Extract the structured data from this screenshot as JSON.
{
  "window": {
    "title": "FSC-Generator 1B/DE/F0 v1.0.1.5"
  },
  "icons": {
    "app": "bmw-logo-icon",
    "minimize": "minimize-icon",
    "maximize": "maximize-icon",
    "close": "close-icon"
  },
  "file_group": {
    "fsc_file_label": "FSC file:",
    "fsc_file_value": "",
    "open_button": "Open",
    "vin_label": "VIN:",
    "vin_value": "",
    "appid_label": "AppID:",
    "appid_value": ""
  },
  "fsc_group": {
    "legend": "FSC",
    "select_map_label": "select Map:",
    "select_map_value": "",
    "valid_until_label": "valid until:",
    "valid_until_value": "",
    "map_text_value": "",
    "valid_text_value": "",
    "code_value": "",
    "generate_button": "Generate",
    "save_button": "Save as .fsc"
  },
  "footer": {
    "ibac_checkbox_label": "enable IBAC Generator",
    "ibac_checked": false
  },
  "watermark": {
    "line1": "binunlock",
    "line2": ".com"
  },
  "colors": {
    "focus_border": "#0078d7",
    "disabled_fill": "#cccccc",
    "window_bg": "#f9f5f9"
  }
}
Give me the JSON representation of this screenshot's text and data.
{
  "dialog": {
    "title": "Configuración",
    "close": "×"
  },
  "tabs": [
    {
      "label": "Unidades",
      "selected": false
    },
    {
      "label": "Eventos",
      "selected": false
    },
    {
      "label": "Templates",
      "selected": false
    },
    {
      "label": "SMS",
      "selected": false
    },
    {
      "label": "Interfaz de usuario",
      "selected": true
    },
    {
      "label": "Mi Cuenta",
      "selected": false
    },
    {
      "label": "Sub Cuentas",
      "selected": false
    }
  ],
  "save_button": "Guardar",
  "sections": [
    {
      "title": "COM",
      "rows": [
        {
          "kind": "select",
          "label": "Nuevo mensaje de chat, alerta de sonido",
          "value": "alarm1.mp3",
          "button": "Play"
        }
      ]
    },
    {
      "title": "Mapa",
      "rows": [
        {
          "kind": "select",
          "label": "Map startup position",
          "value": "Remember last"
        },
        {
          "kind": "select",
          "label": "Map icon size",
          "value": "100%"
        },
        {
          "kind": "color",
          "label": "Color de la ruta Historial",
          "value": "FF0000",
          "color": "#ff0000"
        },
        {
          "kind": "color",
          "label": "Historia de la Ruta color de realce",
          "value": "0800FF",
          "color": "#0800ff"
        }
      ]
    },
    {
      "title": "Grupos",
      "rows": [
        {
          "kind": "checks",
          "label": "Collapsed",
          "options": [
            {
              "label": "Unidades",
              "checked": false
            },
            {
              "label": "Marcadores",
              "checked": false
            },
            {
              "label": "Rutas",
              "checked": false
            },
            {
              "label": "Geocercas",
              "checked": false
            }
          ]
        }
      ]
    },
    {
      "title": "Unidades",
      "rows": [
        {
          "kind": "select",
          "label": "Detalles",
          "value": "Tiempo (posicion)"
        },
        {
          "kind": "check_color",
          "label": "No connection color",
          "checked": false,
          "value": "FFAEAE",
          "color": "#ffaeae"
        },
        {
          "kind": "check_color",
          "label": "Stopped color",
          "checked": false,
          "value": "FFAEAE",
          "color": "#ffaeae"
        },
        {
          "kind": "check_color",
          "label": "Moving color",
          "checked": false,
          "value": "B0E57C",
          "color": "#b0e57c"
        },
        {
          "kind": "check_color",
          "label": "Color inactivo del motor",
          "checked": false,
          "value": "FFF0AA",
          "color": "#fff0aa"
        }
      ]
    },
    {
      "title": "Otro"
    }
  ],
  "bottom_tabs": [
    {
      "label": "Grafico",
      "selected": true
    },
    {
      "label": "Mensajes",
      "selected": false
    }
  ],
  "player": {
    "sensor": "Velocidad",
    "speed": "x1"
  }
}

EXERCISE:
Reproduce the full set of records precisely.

ANSWER BOX:
Extract the structured data from this screenshot as JSON.
{
  "window": {
    "title": "FSC-Generator 1B/DE/F0 v1.0.1.5"
  },
  "icons": {
    "app": "bmw-logo-icon",
    "minimize": "minimize-icon",
    "maximize": "maximize-icon",
    "close": "close-icon"
  },
  "file_group": {
    "fsc_file_label": "FSC file:",
    "fsc_file_value": "",
    "open_button": "Open",
    "vin_label": "VIN:",
    "vin_value": "",
    "appid_label": "AppID:",
    "appid_value": ""
  },
  "fsc_group": {
    "legend": "FSC",
    "select_map_label": "select Map:",
    "select_map_value": "",
    "valid_until_label": "valid until:",
    "valid_until_value": "",
    "map_text_value": "",
    "valid_text_value": "",
    "code_value": "",
    "generate_button": "Generate",
    "save_button": "Save as .fsc"
  },
  "footer": {
    "ibac_checkbox_label": "enable IBAC Generator",
    "ibac_checked": false
  },
  "watermark": {
    "line1": "binunlock",
    "line2": ".com"
  },
  "colors": {
    "focus_border": "#0078d7",
    "disabled_fill": "#cccccc",
    "window_bg": "#f9f5f9"
  }
}
Give me the JSON representation of this screenshot's text and data.
{
  "dialog": {
    "title": "Configuración",
    "close": "×"
  },
  "tabs": [
    {
      "label": "Unidades",
      "selected": false
    },
    {
      "label": "Eventos",
      "selected": false
    },
    {
      "label": "Templates",
      "selected": false
    },
    {
      "label": "SMS",
      "selected": false
    },
    {
      "label": "Interfaz de usuario",
      "selected": true
    },
    {
      "label": "Mi Cuenta",
      "selected": false
    },
    {
      "label": "Sub Cuentas",
      "selected": false
    }
  ],
  "save_button": "Guardar",
  "sections": [
    {
      "title": "COM",
      "rows": [
        {
          "kind": "select",
          "label": "Nuevo mensaje de chat, alerta de sonido",
          "value": "alarm1.mp3",
          "button": "Play"
        }
      ]
    },
    {
      "title": "Mapa",
      "rows": [
        {
          "kind": "select",
          "label": "Map startup position",
          "value": "Remember last"
        },
        {
          "kind": "select",
          "label": "Map icon size",
          "value": "100%"
        },
        {
          "kind": "color",
          "label": "Color de la ruta Historial",
          "value": "FF0000",
          "color": "#ff0000"
        },
        {
          "kind": "color",
          "label": "Historia de la Ruta color de realce",
          "value": "0800FF",
          "color": "#0800ff"
        }
      ]
    },
    {
      "title": "Grupos",
      "rows": [
        {
          "kind": "checks",
          "label": "Collapsed",
          "options": [
            {
              "label": "Unidades",
              "checked": false
            },
            {
              "label": "Marcadores",
              "checked": false
            },
            {
              "label": "Rutas",
              "checked": false
            },
            {
              "label": "Geocercas",
              "checked": false
            }
          ]
        }
      ]
    },
    {
      "title": "Unidades",
      "rows": [
        {
          "kind": "select",
          "label": "Detalles",
          "value": "Tiempo (posicion)"
        },
        {
          "kind": "check_color",
          "label": "No connection color",
          "checked": false,
          "value": "FFAEAE",
          "color": "#ffaeae"
        },
        {
          "kind": "check_color",
          "label": "Stopped color",
          "checked": false,
          "value": "FFAEAE",
          "color": "#ffaeae"
        },
        {
          "kind": "check_color",
          "label": "Moving color",
          "checked": false,
          "value": "B0E57C",
          "color": "#b0e57c"
        },
        {
          "kind": "check_color",
          "label": "Color inactivo del motor",
          "checked": false,
          "value": "FFF0AA",
          "color": "#fff0aa"
        }
      ]
    },
    {
      "title": "Otro"
    }
  ],
  "bottom_tabs": [
    {
      "label": "Grafico",
      "selected": true
    },
    {
      "label": "Mensajes",
      "selected": false
    }
  ],
  "player": {
    "sensor": "Velocidad",
    "speed": "x1"
  }
}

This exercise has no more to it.